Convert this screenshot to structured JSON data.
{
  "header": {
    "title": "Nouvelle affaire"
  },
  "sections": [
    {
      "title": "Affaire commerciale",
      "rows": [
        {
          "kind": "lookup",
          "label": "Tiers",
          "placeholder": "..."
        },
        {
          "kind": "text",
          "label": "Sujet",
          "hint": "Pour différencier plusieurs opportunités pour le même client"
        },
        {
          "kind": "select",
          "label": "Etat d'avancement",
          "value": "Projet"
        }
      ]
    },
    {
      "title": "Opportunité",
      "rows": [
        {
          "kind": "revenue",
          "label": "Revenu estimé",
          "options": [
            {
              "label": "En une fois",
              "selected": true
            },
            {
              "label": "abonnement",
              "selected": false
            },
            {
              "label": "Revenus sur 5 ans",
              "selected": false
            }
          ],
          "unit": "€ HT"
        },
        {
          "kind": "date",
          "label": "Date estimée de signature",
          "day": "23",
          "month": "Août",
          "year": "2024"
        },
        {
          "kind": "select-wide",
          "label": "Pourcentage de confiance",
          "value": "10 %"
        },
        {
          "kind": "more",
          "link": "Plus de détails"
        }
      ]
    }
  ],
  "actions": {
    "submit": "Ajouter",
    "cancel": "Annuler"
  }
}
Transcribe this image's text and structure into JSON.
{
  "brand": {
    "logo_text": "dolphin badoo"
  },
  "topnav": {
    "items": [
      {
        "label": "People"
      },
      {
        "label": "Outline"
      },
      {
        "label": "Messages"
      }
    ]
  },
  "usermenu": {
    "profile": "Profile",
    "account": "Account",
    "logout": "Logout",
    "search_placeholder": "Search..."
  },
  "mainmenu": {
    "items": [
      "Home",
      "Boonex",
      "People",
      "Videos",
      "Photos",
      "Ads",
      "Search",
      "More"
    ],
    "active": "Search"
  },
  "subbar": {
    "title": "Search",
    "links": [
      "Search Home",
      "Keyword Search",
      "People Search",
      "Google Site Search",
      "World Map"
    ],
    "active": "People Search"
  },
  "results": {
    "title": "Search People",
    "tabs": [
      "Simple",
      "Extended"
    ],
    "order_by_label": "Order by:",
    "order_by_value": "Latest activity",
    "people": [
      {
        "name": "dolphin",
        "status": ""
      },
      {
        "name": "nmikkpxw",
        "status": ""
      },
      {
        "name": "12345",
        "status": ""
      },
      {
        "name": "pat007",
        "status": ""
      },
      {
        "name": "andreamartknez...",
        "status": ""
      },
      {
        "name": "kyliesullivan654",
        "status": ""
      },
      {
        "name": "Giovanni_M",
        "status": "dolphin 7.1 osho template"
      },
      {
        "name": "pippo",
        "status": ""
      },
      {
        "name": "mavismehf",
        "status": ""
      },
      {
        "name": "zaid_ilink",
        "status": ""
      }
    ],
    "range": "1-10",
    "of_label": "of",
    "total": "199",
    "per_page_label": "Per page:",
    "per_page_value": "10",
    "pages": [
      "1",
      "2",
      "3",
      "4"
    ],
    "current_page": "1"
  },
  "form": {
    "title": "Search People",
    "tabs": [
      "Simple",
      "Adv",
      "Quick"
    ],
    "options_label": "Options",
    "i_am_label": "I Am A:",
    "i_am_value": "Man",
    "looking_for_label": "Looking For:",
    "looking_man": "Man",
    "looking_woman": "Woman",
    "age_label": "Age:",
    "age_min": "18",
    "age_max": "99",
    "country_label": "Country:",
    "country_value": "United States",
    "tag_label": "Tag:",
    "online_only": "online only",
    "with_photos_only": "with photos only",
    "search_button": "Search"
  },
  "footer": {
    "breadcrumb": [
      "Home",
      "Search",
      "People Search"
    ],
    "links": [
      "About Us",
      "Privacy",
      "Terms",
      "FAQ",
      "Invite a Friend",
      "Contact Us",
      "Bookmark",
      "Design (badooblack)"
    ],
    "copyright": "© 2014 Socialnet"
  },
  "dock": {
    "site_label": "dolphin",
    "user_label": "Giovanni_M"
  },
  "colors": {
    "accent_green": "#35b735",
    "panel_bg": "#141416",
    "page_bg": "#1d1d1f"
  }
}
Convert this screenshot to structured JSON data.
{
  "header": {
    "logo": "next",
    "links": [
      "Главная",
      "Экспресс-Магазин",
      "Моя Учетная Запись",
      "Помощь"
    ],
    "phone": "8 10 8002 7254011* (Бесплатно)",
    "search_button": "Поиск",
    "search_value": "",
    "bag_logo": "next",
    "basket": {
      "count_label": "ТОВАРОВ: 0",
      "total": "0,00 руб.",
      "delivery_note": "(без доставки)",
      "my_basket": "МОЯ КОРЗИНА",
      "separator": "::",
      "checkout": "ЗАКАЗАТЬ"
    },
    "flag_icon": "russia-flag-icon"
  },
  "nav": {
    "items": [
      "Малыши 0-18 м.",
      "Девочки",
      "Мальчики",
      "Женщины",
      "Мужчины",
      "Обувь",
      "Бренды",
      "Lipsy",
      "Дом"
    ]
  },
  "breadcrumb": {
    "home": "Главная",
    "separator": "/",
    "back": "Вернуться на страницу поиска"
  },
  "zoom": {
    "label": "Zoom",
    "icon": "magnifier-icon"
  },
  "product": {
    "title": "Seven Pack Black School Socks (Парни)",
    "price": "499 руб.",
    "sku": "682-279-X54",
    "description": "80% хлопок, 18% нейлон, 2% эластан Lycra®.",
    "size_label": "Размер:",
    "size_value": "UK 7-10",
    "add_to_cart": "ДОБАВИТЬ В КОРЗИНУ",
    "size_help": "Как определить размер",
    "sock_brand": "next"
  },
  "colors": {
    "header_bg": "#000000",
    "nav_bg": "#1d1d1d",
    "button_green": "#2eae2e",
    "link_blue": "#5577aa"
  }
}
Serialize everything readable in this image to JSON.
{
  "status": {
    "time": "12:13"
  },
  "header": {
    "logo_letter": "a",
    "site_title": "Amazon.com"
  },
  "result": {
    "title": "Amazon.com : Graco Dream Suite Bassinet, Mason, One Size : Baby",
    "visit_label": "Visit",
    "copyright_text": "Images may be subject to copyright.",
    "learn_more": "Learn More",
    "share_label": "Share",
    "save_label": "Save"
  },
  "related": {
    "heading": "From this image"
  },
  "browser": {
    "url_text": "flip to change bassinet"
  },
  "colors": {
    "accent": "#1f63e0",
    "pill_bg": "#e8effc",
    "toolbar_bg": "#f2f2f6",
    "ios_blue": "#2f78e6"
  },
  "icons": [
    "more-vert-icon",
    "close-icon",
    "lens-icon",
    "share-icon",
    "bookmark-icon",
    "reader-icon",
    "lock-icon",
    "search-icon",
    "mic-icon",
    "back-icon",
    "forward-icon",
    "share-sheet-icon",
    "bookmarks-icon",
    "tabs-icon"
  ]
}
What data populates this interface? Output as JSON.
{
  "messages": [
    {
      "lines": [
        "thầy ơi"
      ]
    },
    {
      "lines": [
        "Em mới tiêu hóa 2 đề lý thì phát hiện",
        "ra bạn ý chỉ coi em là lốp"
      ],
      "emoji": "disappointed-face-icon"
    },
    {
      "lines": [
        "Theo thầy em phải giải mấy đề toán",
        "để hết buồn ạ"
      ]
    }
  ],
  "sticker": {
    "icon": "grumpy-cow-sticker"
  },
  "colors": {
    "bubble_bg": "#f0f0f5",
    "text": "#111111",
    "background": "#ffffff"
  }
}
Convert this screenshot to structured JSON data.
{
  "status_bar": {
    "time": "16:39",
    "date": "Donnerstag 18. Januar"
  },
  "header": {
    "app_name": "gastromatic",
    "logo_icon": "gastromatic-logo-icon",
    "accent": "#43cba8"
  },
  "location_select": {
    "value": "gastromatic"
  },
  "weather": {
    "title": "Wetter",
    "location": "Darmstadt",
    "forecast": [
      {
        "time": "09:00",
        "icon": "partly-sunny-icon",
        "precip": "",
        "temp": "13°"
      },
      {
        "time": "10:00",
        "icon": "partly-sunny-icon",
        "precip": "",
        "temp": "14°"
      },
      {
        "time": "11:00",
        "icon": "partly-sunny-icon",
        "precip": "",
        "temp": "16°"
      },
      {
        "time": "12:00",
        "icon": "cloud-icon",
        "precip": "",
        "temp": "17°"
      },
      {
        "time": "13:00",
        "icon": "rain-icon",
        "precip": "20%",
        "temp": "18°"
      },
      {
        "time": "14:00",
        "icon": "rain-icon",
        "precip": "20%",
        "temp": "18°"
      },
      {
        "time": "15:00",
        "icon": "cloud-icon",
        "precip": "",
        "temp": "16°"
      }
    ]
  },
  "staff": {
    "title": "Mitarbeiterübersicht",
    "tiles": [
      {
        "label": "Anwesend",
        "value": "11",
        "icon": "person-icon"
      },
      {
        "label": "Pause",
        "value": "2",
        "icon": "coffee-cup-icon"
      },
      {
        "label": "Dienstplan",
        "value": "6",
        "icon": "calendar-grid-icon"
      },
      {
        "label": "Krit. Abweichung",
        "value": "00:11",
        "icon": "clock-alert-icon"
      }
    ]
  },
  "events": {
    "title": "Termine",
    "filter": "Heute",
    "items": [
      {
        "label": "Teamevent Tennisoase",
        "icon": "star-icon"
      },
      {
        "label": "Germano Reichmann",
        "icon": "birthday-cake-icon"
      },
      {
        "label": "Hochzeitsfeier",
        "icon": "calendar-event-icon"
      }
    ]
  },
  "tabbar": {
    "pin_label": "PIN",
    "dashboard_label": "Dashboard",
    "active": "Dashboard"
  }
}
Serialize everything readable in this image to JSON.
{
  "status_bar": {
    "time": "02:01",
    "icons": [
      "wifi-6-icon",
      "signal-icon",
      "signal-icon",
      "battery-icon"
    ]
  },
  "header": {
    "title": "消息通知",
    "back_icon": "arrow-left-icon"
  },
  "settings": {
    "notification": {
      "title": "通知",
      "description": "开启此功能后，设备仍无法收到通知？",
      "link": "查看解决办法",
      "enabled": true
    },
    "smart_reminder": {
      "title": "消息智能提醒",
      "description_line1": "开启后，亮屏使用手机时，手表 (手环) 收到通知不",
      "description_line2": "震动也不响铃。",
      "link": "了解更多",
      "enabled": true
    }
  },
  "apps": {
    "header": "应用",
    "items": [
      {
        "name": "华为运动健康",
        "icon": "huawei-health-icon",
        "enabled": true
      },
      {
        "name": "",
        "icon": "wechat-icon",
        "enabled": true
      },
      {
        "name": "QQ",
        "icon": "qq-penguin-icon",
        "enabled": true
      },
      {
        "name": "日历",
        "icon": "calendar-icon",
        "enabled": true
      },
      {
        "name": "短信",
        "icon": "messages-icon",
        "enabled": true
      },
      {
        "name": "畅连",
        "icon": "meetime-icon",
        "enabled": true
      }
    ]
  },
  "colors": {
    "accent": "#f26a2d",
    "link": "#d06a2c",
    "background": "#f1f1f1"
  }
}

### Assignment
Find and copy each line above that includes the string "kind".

### Response to the task
          "kind": "lookup",
          "kind": "text",
          "kind": "select",
          "kind": "revenue",
          "kind": "date",
          "kind": "select-wide",
          "kind": "more",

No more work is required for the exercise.